Pull out every line in the data that has the string "subtitle" in it.

Data for review ->
--------
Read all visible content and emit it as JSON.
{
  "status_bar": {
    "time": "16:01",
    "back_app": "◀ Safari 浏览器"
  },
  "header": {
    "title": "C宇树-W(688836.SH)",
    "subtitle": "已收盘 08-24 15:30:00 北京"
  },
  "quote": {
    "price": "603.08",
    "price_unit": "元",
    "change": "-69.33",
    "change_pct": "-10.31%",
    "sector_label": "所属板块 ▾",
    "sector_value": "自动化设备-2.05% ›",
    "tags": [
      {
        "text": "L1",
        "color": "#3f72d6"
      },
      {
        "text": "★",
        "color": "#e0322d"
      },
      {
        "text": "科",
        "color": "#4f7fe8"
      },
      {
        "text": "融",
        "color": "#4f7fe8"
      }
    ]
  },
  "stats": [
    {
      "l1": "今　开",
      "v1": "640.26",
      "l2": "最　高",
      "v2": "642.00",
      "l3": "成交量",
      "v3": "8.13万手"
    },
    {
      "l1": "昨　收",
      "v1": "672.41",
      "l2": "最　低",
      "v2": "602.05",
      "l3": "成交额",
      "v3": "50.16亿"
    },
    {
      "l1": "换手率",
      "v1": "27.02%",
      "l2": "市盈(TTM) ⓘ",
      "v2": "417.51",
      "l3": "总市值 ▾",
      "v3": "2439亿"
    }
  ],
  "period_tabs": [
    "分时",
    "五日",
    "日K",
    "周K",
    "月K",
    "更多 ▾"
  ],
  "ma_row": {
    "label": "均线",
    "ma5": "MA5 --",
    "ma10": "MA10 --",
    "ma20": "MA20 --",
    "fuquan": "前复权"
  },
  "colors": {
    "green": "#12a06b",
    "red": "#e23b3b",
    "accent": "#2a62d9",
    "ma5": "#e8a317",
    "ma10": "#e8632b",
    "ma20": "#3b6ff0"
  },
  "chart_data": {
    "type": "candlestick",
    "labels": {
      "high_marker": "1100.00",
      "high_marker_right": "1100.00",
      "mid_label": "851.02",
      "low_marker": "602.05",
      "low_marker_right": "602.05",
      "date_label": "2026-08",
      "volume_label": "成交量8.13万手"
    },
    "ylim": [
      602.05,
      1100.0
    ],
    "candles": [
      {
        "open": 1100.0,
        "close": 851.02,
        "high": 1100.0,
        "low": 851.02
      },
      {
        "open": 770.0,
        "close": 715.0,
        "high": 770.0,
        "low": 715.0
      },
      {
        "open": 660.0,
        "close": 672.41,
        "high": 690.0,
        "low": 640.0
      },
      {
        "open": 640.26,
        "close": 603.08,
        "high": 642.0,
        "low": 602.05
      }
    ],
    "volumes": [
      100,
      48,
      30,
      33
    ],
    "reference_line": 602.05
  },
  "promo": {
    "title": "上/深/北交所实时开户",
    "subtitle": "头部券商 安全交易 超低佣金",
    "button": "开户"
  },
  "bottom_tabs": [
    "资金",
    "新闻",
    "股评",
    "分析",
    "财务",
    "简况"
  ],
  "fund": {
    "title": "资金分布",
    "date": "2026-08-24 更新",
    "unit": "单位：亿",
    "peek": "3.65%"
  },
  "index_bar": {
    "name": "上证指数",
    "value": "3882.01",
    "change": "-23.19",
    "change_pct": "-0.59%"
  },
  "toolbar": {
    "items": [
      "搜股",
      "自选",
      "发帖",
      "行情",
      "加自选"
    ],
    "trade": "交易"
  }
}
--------
Task result ->
    "subtitle": "已收盘 08-24 15:30:00 北京"
    "subtitle": "头部券商 安全交易 超低佣金",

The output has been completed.